Before this Court is the Narragansett Indian Tribe's Objection and Motion to Quash Defendants' Notice of Deposition and Deposition Subpoena Duces Tecum. Defendants filed the subpoenas on the Keeper of Records of the Tribe and are seeking minutes and agendas of the Tribal Assembly and Tribal Council of the Narragansett Indian Tribe for the Calendar Year 1999.
This case for libel and slander arises out of a written report allegedly authored by the defendants. At the time of the report, all of the named defendants, except Defendant McCaw, were members of the Narragansett Indian Tribe (Tribe). McCaw served as the Tribe's Housing Committee's executive director.
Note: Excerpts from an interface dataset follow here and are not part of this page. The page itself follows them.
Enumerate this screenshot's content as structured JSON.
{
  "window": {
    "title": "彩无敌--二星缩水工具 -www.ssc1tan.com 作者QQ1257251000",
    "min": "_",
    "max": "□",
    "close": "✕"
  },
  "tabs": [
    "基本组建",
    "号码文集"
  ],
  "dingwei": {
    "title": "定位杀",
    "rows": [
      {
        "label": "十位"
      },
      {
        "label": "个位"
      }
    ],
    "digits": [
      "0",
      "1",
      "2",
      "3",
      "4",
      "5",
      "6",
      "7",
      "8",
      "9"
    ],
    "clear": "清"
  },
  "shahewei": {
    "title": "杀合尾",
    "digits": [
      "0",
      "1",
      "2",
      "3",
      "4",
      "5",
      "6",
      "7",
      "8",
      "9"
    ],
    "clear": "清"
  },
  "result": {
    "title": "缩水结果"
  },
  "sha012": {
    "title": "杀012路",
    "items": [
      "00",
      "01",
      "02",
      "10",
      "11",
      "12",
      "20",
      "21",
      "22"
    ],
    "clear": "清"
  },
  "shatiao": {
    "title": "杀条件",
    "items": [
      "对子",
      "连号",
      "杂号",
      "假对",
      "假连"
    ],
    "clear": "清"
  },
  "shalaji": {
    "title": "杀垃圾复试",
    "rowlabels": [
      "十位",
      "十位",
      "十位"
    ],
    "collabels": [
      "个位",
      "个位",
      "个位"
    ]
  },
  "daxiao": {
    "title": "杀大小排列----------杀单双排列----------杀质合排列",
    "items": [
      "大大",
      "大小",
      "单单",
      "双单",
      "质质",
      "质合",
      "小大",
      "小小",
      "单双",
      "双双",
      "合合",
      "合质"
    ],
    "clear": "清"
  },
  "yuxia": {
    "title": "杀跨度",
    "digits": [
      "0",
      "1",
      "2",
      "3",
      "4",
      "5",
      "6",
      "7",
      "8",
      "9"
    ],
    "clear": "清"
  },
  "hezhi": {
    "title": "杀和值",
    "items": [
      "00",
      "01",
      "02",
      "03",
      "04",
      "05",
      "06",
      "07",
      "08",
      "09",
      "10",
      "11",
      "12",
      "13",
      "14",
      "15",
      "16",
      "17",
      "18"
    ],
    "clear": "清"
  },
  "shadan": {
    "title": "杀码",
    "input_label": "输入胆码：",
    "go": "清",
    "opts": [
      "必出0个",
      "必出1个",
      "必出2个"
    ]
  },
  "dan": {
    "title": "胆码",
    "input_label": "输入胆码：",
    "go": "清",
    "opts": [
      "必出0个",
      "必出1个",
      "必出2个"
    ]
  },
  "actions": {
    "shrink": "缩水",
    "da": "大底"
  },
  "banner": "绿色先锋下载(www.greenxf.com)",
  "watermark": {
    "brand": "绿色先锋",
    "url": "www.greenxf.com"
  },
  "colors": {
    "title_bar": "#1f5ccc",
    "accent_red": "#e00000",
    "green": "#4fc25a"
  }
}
In early 1990, the Tribe applied for a federal grant through the Department of Housing and Urban Development (HUD) in order to construct fifty (50) low to moderate income housing units. Plaintiff Stanton was a member of the housing authority formed by the Tribe in order to oversee the construction of these units. Stanton, along with Mr. Thomas, was also elected member of the Tribal Council.
In January 1999, the Inspector General of HUD issued an audit report concerning the housing project. The basic finding of the report focused on the failure of the relevant tribal authorities to produce any housing under the grant program. In response to this report the Tribe's Housing Committee conducted its own internal hearings regarding the Inspector General's classification of the project as a failure. Defendants, as members of the Housing Committee, interviewed various tribal officials, including the plaintiffs, from April 7, 1999 to June 17, 1999.
On July 17, 1999, based upon the interviews it had conducted, the Housing Committee issued a report. Plaintiffs claim that this report contained libelous statements and initiated the current action.
On March 11, 2002, the defendant served and filed a subpoena duces tecum on the Keeper of Records of the Tribe. The subpoena sought minutes and agendas of the Tribal Assembly and Tribal Council for the Calendar Year 1999. While many of the parties to this action are members of the Tribe, the Tribe itself is not a party to this action. The Tribe filed an objection and motion to quash the subpoena on the grounds of the Tribe's Sovereign Immunity on March 25, 2002. In addition, the Tribe claims that this court has no jurisdiction over the internal affairs of the tribe.
The Supreme Court of the United States has classified Indian tribes as "domestic dependent nations that exercise inherent sovereign immunity over their members and territories." Oklahoma Tax Comm'n v. Citizen Band Potawatomi Indian Tribe of Oklahoma, 498 U.S. 505 (1991); see also Cherokee Nation v. Georgia, 5 Pet. 1, 17, 8 L.Ed. 25 (1831). As such, absent a clear waiver by the tribe or an Act of Congress, a suit against an Indian tribe is barred by the tribe's sovereign immunity. Id. The Narragansett Indian Tribe retains this immunity from uncontested suits, and Congress has not waived the Tribe's immunity.
In United States v. James, 980 F.2d 1314 (9th Cir. 1992), the court found that a non-party tribal official is not subject to a subpoena with respect to tribal records. In James, the defendant, a tribal member, served a subpoena duces tecum on the Director of the Tribe's Department of Social Services seeking records regarding an alleged rape victim's alcohol and drug treatment. The 9th Circuit stated that "[i]t is clear that Indian tribes' immunity from suit remains intact absent express and unequivocal waiver of immunity by the tribe or abrogation of tribal immunity by Congress . . ." Id. at 1319. The Circuit upheld the tribe's claim of sovereign immunity but found that the tribe had waived the right when it voluntarily provided some of the records to the government. Id. p. 1320.
Defendants in this case claim that the Tribe also waived its sovereign rights. This alleged waiver occurred since defendants are in possession of minutes from the Tribal Assembly meetings from the relevant time frame the subpoenas seek to obtain from the Tribe. This Court does not find this fact persuasive. Mere possession by members of the Tribe of minutes of meetings does not evidence an express and unequivocal waiver of immunity by the Tribe. No evidence was presented alleging an express and unequivocal waiver by the Tribe of its sovereign immunity. In addition, there is no evidence that Congress has abrogated the Tribe's Immunity.
Therefore, the Tribe's Motion to Quash Defendants' Notice of Deposition and Deposition Subpoena Duces Tecum is granted.
Counsel shall submit the appropriate order for entry.